In this section we consider two closely related algorithm types--brute-force and greedy.
*Brute-force algorithms*
are distinguished not by their structure or form,
but by the way in which the problem to be solved is approached.
A brute-force algorithm solves a problem in the most simple,
direct or obvious way.
As a result, such an algorithm can end up doing far more work
to solve a given problem
than a more clever or sophisticated algorithm might do.
On the other hand,
a brute-force algorithm is often easier to implement
than a more sophisticated one and,
because of this simplicity,
sometimes it can be more efficient.

Often a problem can be viewed as a sequence of decisions to be made. For example, consider the problem of finding the best way to place electronic components on a circuit board. To solve this problem we must decide where on the board to place each component. Typically, a brute-force algorithm solves such a problem by exhaustively enumerating all the possibilities. I.e., for every decision we consider each possible outcome.

A greedy algorithm is one that makes the sequence of decisions (in some order) such that once a given decision has been made, that decision is never reconsidered. For example, if we use a greedy algorithm to place the components on the circuit board, once a component has been assigned a position it is never again moved. Greedy algorithms can run significantly faster than brute force ones. Unfortunately, it is not always the case that a greedy strategy leads to the correct solution.

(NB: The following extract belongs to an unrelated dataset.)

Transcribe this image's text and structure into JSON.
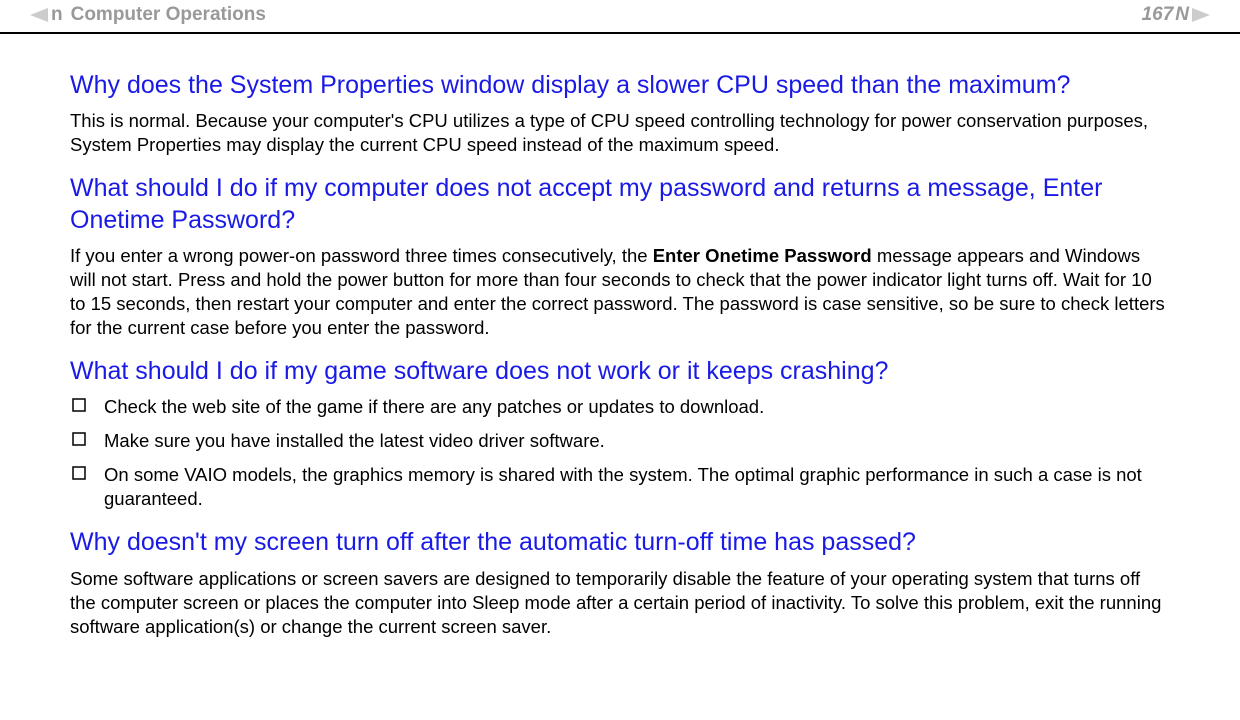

Copyright © 1997 by Bruno R. Preiss, P.Eng. All rights reserved.